Traffic Ahead: Satellites in Orbit
Earth’s orbit is about to get a lot more crowded. According to documents filed with the Federal Communications Commission (FCC), SpaceX wants to put over 4,000 satellites in orbit. While the full constellation would take time to deploy, at least 800 initial launches would be used to provide communications services to the entire United States. SpaceX is not the only company proposing such a satellite constellation. OneWeb is aiming to deploy a 700 satellite constellation, and Boeing plans to eventually deploy almost 3,000 of its own satellites.
These constellations could fundamentally change communications on Earth. But there is a problem: even if only one constellation is launched, that is a significant uptick in the number of satellites in orbit. To put things in perspective, there are currently only around 1,400 operational satellites in orbit today. That does not count the many non-operational satellites still in orbit, as well as pieces of debris.
It may be that plans for such large-scale constellation deployments will not come to fruition, at least in the sizes proposed. There exists skepticism both around market viability and government approval of the requests. That such plans are even being considered, however, indicates how the space environment has changed. Reduced costs to access, along with technological developments, could dramatically increase the number of satellites in orbit. The United States has a range of questions it must answer before it is ready for this influx.
Closer to home, the United States will have to decide how it will balance these launches with airspace flight paths. Each launch and reentry poses possible problems with flights, and the Federal Aviation Administration (FAA) cordons off large volumes of airspace to prevent danger to the public. Currently, the FAA uses a case-by-case approach to space launches and reentries. As the pace of launches increases, however, the current approach will likely prove ineffective. Between 1988 and 2015, the agency licensed 250 commercial launches and reentries. Even with multiple satellites per launch, deploying thousands of satellites will undoubtedly place new stress on the system.
The FAA is looking into updating its approach and integrating more automation, but that process is ongoing. There is a deeper question involved as well: what is the optimal balance between allowing launches and keeping airspace from being overly disrupted? Is it fair to impose costs on airlines to allow the development of a new industry?
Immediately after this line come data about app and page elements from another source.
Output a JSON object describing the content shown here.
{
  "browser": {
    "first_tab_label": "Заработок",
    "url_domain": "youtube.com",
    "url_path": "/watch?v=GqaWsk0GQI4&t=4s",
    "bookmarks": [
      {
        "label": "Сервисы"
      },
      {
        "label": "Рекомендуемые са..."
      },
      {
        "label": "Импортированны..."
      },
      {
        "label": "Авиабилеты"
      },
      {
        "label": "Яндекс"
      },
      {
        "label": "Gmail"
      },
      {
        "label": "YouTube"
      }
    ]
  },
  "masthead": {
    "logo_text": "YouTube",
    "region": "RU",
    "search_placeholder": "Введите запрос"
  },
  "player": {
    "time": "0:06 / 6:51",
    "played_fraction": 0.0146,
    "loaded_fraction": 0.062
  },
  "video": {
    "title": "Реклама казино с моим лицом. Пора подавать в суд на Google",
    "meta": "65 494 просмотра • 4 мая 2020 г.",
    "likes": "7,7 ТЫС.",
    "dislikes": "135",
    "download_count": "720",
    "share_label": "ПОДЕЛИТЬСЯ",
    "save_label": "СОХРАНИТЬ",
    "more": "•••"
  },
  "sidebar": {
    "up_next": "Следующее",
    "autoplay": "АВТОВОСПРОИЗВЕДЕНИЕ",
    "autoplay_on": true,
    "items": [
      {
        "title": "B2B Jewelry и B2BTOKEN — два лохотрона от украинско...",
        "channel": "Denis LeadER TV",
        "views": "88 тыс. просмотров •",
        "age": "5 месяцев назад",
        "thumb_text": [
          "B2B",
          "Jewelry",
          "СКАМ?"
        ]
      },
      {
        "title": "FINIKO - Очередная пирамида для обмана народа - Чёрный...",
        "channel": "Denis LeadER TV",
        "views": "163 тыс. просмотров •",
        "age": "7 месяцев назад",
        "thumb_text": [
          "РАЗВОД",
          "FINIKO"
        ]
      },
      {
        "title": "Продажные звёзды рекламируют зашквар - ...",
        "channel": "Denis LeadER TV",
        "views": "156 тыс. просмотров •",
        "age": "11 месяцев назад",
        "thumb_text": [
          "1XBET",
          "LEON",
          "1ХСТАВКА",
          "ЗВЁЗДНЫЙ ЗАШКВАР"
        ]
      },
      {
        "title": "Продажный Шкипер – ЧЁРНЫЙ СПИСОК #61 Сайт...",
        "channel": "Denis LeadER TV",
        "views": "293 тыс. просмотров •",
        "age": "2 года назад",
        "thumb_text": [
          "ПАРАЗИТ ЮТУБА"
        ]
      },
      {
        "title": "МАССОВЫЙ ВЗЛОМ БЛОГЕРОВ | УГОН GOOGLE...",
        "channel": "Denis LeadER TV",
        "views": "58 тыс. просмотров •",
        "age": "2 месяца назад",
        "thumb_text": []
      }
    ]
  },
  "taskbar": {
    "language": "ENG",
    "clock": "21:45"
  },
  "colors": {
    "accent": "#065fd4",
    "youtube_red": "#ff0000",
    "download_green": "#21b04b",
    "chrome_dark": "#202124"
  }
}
Is it fair to prevent the maturation of a new industry because of the costs imposed on a pre-existing industry? The U.S. government may be forced to answer these questions as companies forge ahead with their satellite launch plans.
There will also be questions about whether such large constellations will result in a more active space traffic management system. At the moment, launches and reentries are licensed in the United States, but there is no regulatory structure for moving objects while they are in orbit. The number of satellites in orbit, and the extent of space debris, is already a concern weighing on policymakers. This issue will be exacerbated by such large constellations, particularly if there is the frequent need for operators to maneuver satellites around debris or other satellites. The United States will have to decide what role it should have in decisions about such in-orbit operations.
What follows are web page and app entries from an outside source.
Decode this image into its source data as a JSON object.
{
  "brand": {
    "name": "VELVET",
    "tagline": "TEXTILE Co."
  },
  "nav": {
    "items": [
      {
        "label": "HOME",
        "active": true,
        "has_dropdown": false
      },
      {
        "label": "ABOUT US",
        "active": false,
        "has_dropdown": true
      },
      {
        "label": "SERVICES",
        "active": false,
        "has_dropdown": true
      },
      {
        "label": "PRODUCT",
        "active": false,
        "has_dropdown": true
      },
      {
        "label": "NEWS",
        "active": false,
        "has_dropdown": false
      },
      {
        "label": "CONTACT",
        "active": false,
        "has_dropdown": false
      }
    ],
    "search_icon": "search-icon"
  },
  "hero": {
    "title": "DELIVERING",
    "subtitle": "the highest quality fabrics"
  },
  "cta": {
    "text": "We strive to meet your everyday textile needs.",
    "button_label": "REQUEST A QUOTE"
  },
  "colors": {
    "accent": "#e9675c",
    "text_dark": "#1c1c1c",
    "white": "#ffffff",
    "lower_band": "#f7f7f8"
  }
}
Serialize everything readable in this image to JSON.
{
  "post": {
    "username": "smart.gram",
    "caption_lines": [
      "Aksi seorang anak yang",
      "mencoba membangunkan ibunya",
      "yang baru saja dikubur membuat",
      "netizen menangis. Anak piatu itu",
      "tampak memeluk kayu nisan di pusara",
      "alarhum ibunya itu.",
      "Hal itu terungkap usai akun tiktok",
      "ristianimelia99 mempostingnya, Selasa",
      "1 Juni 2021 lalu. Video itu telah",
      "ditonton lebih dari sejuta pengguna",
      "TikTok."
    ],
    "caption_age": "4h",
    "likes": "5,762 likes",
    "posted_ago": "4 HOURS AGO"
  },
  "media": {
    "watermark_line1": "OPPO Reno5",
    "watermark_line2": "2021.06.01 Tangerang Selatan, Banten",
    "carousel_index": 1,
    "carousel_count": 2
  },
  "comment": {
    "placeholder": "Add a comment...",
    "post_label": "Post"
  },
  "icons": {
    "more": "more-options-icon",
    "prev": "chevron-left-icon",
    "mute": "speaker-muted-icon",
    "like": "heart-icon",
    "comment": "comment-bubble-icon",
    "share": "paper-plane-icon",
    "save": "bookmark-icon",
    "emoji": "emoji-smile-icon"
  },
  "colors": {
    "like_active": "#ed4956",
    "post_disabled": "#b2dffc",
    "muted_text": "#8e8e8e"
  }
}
The rise of these large constellations also ties into ongoing debates over space situational awareness (SSA). American SSA is currently managed by the Air Force, though the commercial component may be passed off to the FAA. But if the future of space sees thousands of new satellites in orbit, would that arrangement be agile enough? The ability of commercial actors in space to avoid problems may rest on their own real-time ability to conduct SSA. Perhaps a collaboration between the government, companies, and other private institutions like universities would be a better system. There are other questions to take into account, though, such as how the increase in satellites and SSA arrangements would affect national security and international relations.
All of this is not to say that large constellations should not move forward — the benefits, particularly for communications in remote and poor places, would likely be large. The space economy already contributes hundreds of billions of dollars to the global economy, and that would likely grow with new uses of space. More demand for launches will spur innovation and drive down costs of launches and space services. This will benefit everyone from entrepreneurs to the U.S. military.
Hard questions over the future of commercial outer space remain, and SpaceX’s application for its constellation makes considering these issues even more pressing. Decisions made in the next several years may shape how the U.S. uses space for decades to come.
Originally published at niskanencenter.org on November 21, 2016.